_Exercise description_:
The word "JSON" may appear in some of the lines below. State how many lines contain it, and write only that number.

(Entries from a dataset of interfaces)

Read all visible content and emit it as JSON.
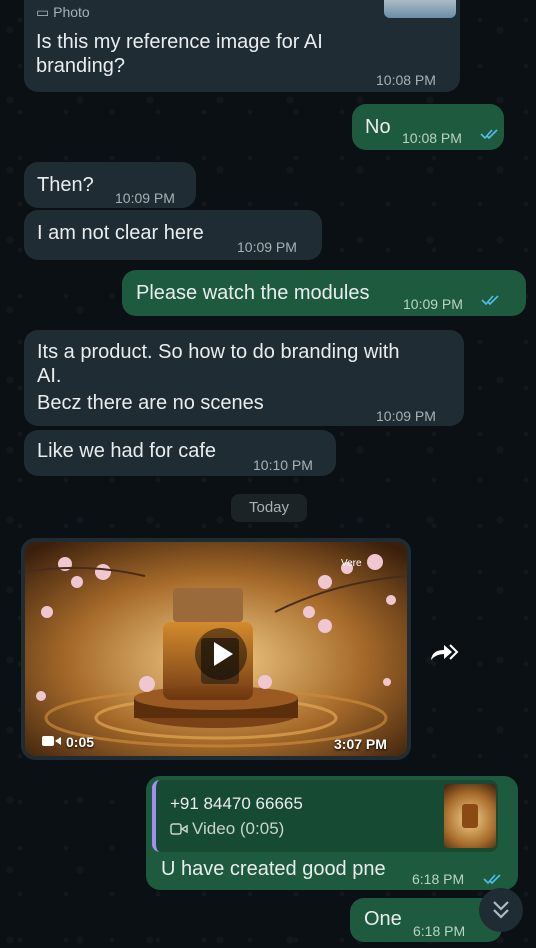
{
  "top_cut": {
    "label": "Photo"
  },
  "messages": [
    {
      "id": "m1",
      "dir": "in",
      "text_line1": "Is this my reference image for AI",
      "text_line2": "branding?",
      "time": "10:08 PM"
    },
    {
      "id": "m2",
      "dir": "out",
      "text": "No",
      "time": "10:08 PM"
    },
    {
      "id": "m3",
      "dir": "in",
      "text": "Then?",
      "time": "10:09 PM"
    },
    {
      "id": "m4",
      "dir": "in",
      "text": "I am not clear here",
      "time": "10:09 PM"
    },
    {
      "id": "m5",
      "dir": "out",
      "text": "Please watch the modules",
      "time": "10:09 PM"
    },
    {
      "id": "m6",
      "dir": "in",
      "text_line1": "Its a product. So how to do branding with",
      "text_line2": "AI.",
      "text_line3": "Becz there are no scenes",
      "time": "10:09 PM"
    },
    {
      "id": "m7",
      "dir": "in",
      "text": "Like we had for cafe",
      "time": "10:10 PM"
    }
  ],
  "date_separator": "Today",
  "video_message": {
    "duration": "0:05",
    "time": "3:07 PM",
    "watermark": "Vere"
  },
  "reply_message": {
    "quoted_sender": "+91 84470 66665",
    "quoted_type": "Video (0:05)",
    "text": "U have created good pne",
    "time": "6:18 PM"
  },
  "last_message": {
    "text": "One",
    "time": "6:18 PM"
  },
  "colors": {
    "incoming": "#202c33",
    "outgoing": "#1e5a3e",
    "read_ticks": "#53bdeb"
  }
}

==

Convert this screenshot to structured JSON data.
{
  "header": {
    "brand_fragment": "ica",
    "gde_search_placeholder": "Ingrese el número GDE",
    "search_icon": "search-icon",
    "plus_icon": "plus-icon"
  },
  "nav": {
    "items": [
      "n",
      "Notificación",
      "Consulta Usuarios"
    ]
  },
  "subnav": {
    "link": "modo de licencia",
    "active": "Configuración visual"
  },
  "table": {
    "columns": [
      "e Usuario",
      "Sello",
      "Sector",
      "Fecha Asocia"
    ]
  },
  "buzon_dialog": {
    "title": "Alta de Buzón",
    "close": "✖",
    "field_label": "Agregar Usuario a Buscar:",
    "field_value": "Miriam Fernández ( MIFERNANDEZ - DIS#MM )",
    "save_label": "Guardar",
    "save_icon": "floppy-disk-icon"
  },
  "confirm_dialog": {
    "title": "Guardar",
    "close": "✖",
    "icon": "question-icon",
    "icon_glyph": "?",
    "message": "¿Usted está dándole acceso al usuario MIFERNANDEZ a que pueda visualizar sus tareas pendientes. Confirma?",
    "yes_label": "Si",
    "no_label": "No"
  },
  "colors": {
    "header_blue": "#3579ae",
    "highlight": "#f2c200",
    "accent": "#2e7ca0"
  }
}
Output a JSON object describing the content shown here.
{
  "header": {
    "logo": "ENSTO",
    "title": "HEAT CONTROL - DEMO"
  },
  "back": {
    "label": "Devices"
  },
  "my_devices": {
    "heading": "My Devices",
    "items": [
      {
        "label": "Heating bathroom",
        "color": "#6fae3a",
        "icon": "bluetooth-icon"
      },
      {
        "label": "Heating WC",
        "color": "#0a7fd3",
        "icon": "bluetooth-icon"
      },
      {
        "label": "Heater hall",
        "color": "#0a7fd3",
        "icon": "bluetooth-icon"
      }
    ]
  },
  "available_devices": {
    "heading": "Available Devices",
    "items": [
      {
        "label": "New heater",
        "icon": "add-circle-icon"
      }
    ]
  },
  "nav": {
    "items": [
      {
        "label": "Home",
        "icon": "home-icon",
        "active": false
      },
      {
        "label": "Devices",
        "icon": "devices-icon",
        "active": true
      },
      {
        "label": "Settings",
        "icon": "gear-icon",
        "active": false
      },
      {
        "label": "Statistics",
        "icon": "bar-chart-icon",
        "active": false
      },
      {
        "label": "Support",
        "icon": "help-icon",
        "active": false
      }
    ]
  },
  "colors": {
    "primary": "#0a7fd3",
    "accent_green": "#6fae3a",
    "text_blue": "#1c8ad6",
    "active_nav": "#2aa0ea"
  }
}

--

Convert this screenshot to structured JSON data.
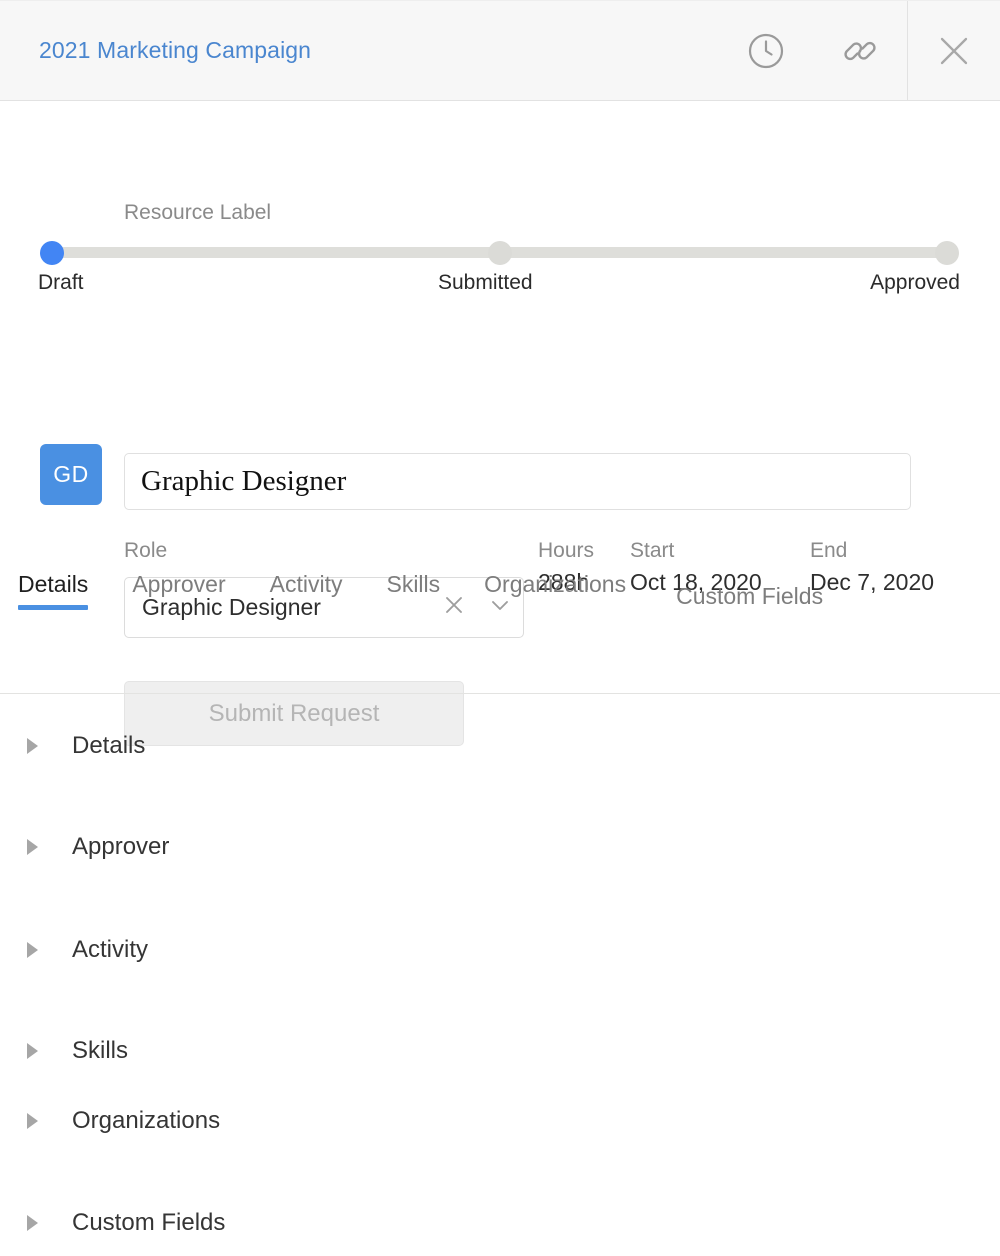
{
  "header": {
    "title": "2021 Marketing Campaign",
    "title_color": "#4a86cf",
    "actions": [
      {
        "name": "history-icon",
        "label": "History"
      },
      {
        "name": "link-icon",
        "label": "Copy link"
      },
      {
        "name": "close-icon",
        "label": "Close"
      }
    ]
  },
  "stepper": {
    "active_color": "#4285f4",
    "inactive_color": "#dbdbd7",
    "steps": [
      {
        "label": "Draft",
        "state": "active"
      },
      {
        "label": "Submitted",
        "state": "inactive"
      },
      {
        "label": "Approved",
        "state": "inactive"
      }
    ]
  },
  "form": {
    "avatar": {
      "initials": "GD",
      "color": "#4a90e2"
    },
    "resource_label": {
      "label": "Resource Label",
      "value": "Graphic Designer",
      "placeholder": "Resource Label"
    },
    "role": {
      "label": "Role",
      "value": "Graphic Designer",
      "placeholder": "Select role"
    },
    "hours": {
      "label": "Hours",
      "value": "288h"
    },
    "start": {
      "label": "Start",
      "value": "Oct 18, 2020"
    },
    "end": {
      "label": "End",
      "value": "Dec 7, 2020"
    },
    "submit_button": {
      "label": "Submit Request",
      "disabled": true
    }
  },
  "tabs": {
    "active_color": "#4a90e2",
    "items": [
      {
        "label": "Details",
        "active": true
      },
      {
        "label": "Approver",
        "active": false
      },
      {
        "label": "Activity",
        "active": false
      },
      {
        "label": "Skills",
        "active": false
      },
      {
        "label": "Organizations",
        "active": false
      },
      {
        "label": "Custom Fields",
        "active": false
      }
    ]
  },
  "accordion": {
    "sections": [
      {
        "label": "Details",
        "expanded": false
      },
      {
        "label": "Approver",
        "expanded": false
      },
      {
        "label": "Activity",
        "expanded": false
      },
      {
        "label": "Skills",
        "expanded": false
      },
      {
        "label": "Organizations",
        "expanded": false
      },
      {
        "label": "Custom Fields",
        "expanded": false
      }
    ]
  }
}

_Answer section_:
4